## [Exercise directions]
Check each line of the listing below for "Sort" and state how many lines contain it, with no other words.

## [Material for this task]
###
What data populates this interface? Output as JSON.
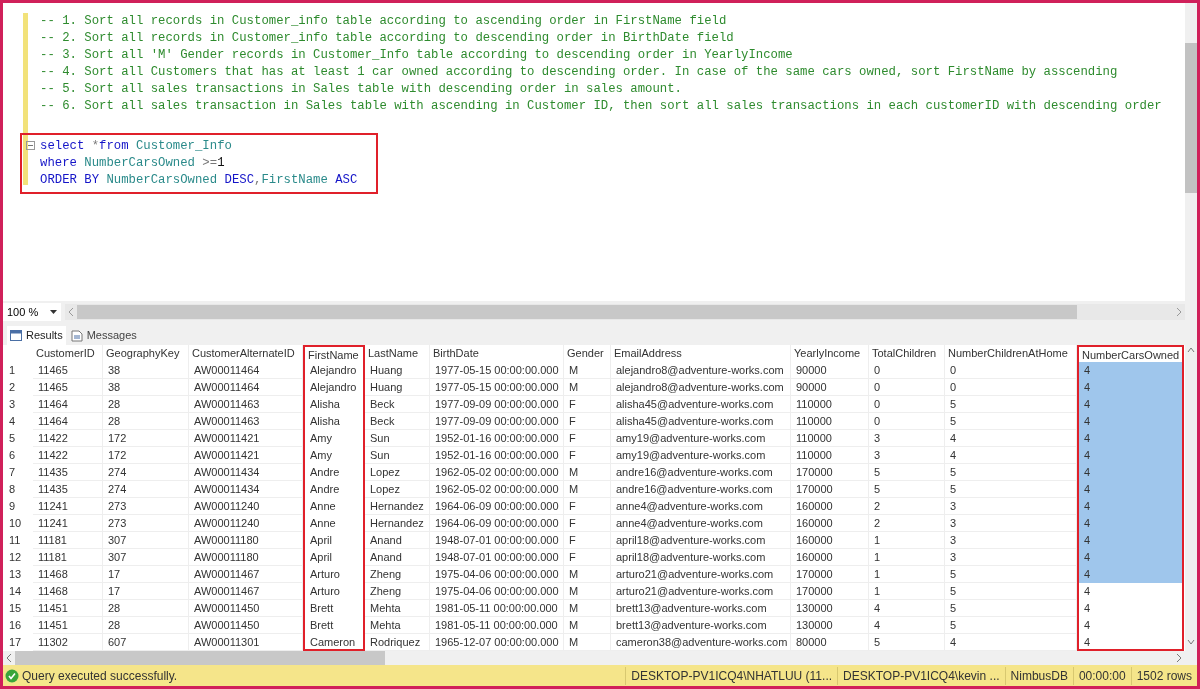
{
  "editor": {
    "comments": [
      "-- 1. Sort all records in Customer_info table according to ascending order in FirstName field",
      "-- 2. Sort all records in Customer_info table according to descending order in BirthDate field",
      "-- 3. Sort all 'M' Gender records in Customer_Info table according to descending order in YearlyIncome",
      "-- 4. Sort all Customers that has at least 1 car owned according to descending order. In case of the same cars owned, sort FirstName by asscending",
      "-- 5. Sort all sales transactions in Sales table with descending order in sales amount.",
      "-- 6. Sort all sales transaction in Sales table with ascending in Customer ID, then sort all sales transactions in each customerID with descending order"
    ],
    "query": {
      "outlined": true,
      "lines": [
        [
          {
            "text": "select",
            "kind": "keyword"
          },
          {
            "text": " *",
            "kind": "operator"
          },
          {
            "text": "from",
            "kind": "keyword"
          },
          {
            "text": " Customer_Info",
            "kind": "identifier"
          }
        ],
        [
          {
            "text": "where",
            "kind": "keyword"
          },
          {
            "text": " NumberCarsOwned",
            "kind": "identifier"
          },
          {
            "text": " >=",
            "kind": "operator"
          },
          {
            "text": "1",
            "kind": "number"
          }
        ],
        [
          {
            "text": "ORDER BY",
            "kind": "keyword"
          },
          {
            "text": " NumberCarsOwned",
            "kind": "identifier"
          },
          {
            "text": " DESC",
            "kind": "keyword"
          },
          {
            "text": ",",
            "kind": "operator"
          },
          {
            "text": "FirstName",
            "kind": "identifier"
          },
          {
            "text": " ASC",
            "kind": "keyword"
          }
        ]
      ]
    }
  },
  "zoom": {
    "value": "100 %"
  },
  "tabs": [
    {
      "label": "Results",
      "selected": true
    },
    {
      "label": "Messages",
      "selected": false
    }
  ],
  "grid": {
    "columns": [
      {
        "label": "CustomerID",
        "outlined": false
      },
      {
        "label": "GeographyKey",
        "outlined": false
      },
      {
        "label": "CustomerAlternateID",
        "outlined": false
      },
      {
        "label": "FirstName",
        "outlined": true
      },
      {
        "label": "LastName",
        "outlined": false
      },
      {
        "label": "BirthDate",
        "outlined": false
      },
      {
        "label": "Gender",
        "outlined": false
      },
      {
        "label": "EmailAddress",
        "outlined": false
      },
      {
        "label": "YearlyIncome",
        "outlined": false
      },
      {
        "label": "TotalChildren",
        "outlined": false
      },
      {
        "label": "NumberChildrenAtHome",
        "outlined": false
      },
      {
        "label": "NumberCarsOwned",
        "outlined": true
      }
    ],
    "rows": [
      {
        "number": "1",
        "selected": true,
        "cells": [
          "11465",
          "38",
          "AW00011464",
          "Alejandro",
          "Huang",
          "1977-05-15 00:00:00.000",
          "M",
          "alejandro8@adventure-works.com",
          "90000",
          "0",
          "0",
          "4"
        ]
      },
      {
        "number": "2",
        "selected": true,
        "cells": [
          "11465",
          "38",
          "AW00011464",
          "Alejandro",
          "Huang",
          "1977-05-15 00:00:00.000",
          "M",
          "alejandro8@adventure-works.com",
          "90000",
          "0",
          "0",
          "4"
        ]
      },
      {
        "number": "3",
        "selected": true,
        "cells": [
          "11464",
          "28",
          "AW00011463",
          "Alisha",
          "Beck",
          "1977-09-09 00:00:00.000",
          "F",
          "alisha45@adventure-works.com",
          "110000",
          "0",
          "5",
          "4"
        ]
      },
      {
        "number": "4",
        "selected": true,
        "cells": [
          "11464",
          "28",
          "AW00011463",
          "Alisha",
          "Beck",
          "1977-09-09 00:00:00.000",
          "F",
          "alisha45@adventure-works.com",
          "110000",
          "0",
          "5",
          "4"
        ]
      },
      {
        "number": "5",
        "selected": true,
        "cells": [
          "11422",
          "172",
          "AW00011421",
          "Amy",
          "Sun",
          "1952-01-16 00:00:00.000",
          "F",
          "amy19@adventure-works.com",
          "110000",
          "3",
          "4",
          "4"
        ]
      },
      {
        "number": "6",
        "selected": true,
        "cells": [
          "11422",
          "172",
          "AW00011421",
          "Amy",
          "Sun",
          "1952-01-16 00:00:00.000",
          "F",
          "amy19@adventure-works.com",
          "110000",
          "3",
          "4",
          "4"
        ]
      },
      {
        "number": "7",
        "selected": true,
        "cells": [
          "11435",
          "274",
          "AW00011434",
          "Andre",
          "Lopez",
          "1962-05-02 00:00:00.000",
          "M",
          "andre16@adventure-works.com",
          "170000",
          "5",
          "5",
          "4"
        ]
      },
      {
        "number": "8",
        "selected": true,
        "cells": [
          "11435",
          "274",
          "AW00011434",
          "Andre",
          "Lopez",
          "1962-05-02 00:00:00.000",
          "M",
          "andre16@adventure-works.com",
          "170000",
          "5",
          "5",
          "4"
        ]
      },
      {
        "number": "9",
        "selected": true,
        "cells": [
          "11241",
          "273",
          "AW00011240",
          "Anne",
          "Hernandez",
          "1964-06-09 00:00:00.000",
          "F",
          "anne4@adventure-works.com",
          "160000",
          "2",
          "3",
          "4"
        ]
      },
      {
        "number": "10",
        "selected": true,
        "cells": [
          "11241",
          "273",
          "AW00011240",
          "Anne",
          "Hernandez",
          "1964-06-09 00:00:00.000",
          "F",
          "anne4@adventure-works.com",
          "160000",
          "2",
          "3",
          "4"
        ]
      },
      {
        "number": "11",
        "selected": true,
        "cells": [
          "11181",
          "307",
          "AW00011180",
          "April",
          "Anand",
          "1948-07-01 00:00:00.000",
          "F",
          "april18@adventure-works.com",
          "160000",
          "1",
          "3",
          "4"
        ]
      },
      {
        "number": "12",
        "selected": true,
        "cells": [
          "11181",
          "307",
          "AW00011180",
          "April",
          "Anand",
          "1948-07-01 00:00:00.000",
          "F",
          "april18@adventure-works.com",
          "160000",
          "1",
          "3",
          "4"
        ]
      },
      {
        "number": "13",
        "selected": true,
        "cells": [
          "11468",
          "17",
          "AW00011467",
          "Arturo",
          "Zheng",
          "1975-04-06 00:00:00.000",
          "M",
          "arturo21@adventure-works.com",
          "170000",
          "1",
          "5",
          "4"
        ]
      },
      {
        "number": "14",
        "selected": false,
        "cells": [
          "11468",
          "17",
          "AW00011467",
          "Arturo",
          "Zheng",
          "1975-04-06 00:00:00.000",
          "M",
          "arturo21@adventure-works.com",
          "170000",
          "1",
          "5",
          "4"
        ]
      },
      {
        "number": "15",
        "selected": false,
        "cells": [
          "11451",
          "28",
          "AW00011450",
          "Brett",
          "Mehta",
          "1981-05-11 00:00:00.000",
          "M",
          "brett13@adventure-works.com",
          "130000",
          "4",
          "5",
          "4"
        ]
      },
      {
        "number": "16",
        "selected": false,
        "cells": [
          "11451",
          "28",
          "AW00011450",
          "Brett",
          "Mehta",
          "1981-05-11 00:00:00.000",
          "M",
          "brett13@adventure-works.com",
          "130000",
          "4",
          "5",
          "4"
        ]
      },
      {
        "number": "17",
        "selected": false,
        "cells": [
          "11302",
          "607",
          "AW00011301",
          "Cameron",
          "Rodriquez",
          "1965-12-07 00:00:00.000",
          "M",
          "cameron38@adventure-works.com",
          "80000",
          "5",
          "4",
          "4"
        ]
      }
    ]
  },
  "status_bar": {
    "message": "Query executed successfully.",
    "panels": [
      "DESKTOP-PV1ICQ4\\NHATLUU (11...",
      "DESKTOP-PV1ICQ4\\kevin ...",
      "NimbusDB",
      "00:00:00",
      "1502 rows"
    ]
  }
}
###
## [Answer section]
6